Appealing as the idea sounds since it represents a lower cost option, closer scrutiny has thrown up some serious inconsistences about the ownership of the national carrier’s holding company.
Parliament’s budget committee was first appalled to learn that the government, through its Finance and Transport Ministries, were the nominal shareholders, holding a combined 0.001 per cent of the stock in the company.
But rather than make that crystal clear in the registration documents, the two sitting ministers – Matia Kasaija for Finance and Monica Azuba for Works and Transport — were presented as the owners in their individual capacities.
In an era of heightened mistrust of the government by the public, the unallotted shares raised suspicion that like another suspect project, taxpayer’s money was being used to fund a private business.
Matters were not helped when in panic, the executive tried to amend that error, presenting and then withdrawing in quick succession new registration documents that suggested the company had been registered overnight.
As it turned out, the anomalies were probably the result of a sloppy and highhanded work culture. Ever since the national carrier project gained momentum in 2017, government bureaucrats have felt no inclination to account to the public. This attitude probably turned the civil servants at company registration office into automatons that simply fulfilled the ministers' bidding.
When he summoned the House from recess to approve the expenditure on Friday, a perturbed Deputy Speaker Jacob Oulanya observed that there had been gross errors and wondered if there was a government and people that were thinking ahead.
Yet the budget committee’s sudden patriotic posture, could not escape the scrutiny of a keen observer. Just a fortnight earlier, the same committee had signed off a puzzling deal under which the government of Uganda will borrow $379 million on behalf of its partner in a hospital PPP.
The approval of that deal which is now the subject of court action, put parliament at odds with public opinion and the hard stance on the Uganda Airlines request, was possibly an effort to repair dented credibility.
A major takeaway from all this is that transparency and public engagement on national decisions is healthy and can lead to better outcomes. Were the setup of Uganda Airlines to proceed without this belated public debate, the country would probably have been set up for costly complications in the future.
The other lesson is that impunity not only creates room for abuse but it also breeds mistrust that can sometimes work against the national interest at critical times.

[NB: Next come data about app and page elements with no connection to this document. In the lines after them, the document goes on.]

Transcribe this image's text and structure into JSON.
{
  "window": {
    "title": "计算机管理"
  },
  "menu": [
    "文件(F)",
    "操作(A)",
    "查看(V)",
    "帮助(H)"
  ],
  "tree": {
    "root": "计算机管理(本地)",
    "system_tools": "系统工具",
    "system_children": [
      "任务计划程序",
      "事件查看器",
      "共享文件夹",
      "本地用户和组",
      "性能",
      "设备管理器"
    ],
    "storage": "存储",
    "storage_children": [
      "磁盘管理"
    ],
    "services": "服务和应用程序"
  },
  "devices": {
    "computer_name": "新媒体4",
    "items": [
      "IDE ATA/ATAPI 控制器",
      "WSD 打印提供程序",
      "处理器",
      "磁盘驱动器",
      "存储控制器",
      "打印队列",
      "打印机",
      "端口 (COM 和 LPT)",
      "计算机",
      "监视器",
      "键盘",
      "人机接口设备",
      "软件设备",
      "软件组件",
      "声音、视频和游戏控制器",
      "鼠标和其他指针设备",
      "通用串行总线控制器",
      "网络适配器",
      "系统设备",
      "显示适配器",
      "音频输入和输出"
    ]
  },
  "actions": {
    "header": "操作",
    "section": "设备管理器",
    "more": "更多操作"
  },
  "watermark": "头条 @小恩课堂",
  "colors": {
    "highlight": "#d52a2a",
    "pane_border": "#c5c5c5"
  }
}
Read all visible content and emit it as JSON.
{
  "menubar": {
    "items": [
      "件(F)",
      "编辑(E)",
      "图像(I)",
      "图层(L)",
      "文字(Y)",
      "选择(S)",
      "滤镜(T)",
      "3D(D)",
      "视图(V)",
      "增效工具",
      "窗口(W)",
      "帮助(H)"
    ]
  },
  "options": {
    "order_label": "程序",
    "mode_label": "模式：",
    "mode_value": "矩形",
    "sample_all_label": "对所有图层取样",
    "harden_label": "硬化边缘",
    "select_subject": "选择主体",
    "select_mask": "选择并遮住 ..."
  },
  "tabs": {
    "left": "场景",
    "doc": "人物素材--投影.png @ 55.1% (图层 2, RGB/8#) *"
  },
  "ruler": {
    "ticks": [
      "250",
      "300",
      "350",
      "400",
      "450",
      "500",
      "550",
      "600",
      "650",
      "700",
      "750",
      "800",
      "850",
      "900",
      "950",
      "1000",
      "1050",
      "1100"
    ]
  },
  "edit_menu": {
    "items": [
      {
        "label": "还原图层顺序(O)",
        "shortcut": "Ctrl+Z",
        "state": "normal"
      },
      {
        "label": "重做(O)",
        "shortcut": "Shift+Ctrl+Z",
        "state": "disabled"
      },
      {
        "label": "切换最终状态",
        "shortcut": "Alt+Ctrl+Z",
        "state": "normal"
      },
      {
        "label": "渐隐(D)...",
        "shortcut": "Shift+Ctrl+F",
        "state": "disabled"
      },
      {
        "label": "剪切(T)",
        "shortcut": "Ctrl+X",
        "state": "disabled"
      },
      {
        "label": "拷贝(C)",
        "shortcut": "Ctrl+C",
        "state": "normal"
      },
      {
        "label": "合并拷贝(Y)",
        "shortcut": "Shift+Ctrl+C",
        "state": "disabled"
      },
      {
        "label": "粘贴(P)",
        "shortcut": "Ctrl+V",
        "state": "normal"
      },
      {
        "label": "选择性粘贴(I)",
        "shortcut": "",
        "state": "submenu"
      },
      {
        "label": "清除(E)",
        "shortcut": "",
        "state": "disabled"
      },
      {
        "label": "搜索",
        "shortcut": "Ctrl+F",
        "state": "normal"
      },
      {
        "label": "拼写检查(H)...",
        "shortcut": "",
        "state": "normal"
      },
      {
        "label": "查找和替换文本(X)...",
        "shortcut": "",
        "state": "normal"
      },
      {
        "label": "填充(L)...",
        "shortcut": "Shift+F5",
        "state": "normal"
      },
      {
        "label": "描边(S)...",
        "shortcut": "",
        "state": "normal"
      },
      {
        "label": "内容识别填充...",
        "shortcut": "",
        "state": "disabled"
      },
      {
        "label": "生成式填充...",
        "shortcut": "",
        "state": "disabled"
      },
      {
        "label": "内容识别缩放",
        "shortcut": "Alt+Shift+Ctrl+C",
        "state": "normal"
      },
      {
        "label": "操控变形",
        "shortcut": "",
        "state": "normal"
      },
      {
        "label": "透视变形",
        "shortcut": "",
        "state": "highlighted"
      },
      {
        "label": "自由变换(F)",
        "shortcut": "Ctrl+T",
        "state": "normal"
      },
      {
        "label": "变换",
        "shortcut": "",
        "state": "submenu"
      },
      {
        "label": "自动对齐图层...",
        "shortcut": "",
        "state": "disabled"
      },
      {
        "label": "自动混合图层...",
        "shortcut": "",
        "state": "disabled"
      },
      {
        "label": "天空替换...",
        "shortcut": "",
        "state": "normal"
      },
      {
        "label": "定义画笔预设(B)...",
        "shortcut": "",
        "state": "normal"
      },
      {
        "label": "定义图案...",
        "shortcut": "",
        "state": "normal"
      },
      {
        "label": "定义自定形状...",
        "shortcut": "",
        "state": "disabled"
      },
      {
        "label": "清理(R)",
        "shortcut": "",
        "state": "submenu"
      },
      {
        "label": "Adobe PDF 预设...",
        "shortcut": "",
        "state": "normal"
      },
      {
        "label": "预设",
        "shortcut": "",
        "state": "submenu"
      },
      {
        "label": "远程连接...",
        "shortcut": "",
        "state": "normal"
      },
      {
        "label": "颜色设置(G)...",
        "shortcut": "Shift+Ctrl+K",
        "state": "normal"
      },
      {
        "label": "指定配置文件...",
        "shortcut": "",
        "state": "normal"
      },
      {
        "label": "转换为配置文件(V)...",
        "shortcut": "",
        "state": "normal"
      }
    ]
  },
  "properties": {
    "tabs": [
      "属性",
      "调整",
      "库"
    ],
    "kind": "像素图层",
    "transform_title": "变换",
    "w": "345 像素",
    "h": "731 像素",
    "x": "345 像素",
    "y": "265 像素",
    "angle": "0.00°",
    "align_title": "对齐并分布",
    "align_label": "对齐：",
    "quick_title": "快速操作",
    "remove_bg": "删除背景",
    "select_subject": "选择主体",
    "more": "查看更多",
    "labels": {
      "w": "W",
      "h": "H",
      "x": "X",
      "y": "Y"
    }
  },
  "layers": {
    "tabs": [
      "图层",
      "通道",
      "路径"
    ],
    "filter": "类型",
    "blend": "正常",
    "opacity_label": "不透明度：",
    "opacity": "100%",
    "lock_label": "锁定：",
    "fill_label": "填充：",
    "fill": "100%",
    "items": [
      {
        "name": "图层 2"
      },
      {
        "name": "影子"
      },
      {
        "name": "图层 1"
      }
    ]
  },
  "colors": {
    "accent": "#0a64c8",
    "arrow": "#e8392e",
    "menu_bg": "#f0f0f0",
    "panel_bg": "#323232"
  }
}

It will be necessary for public servants to understand that their authority is delegated and hence the need for transparency and integrity, to maintain the trust and confidence of those on whose behalf they are acting.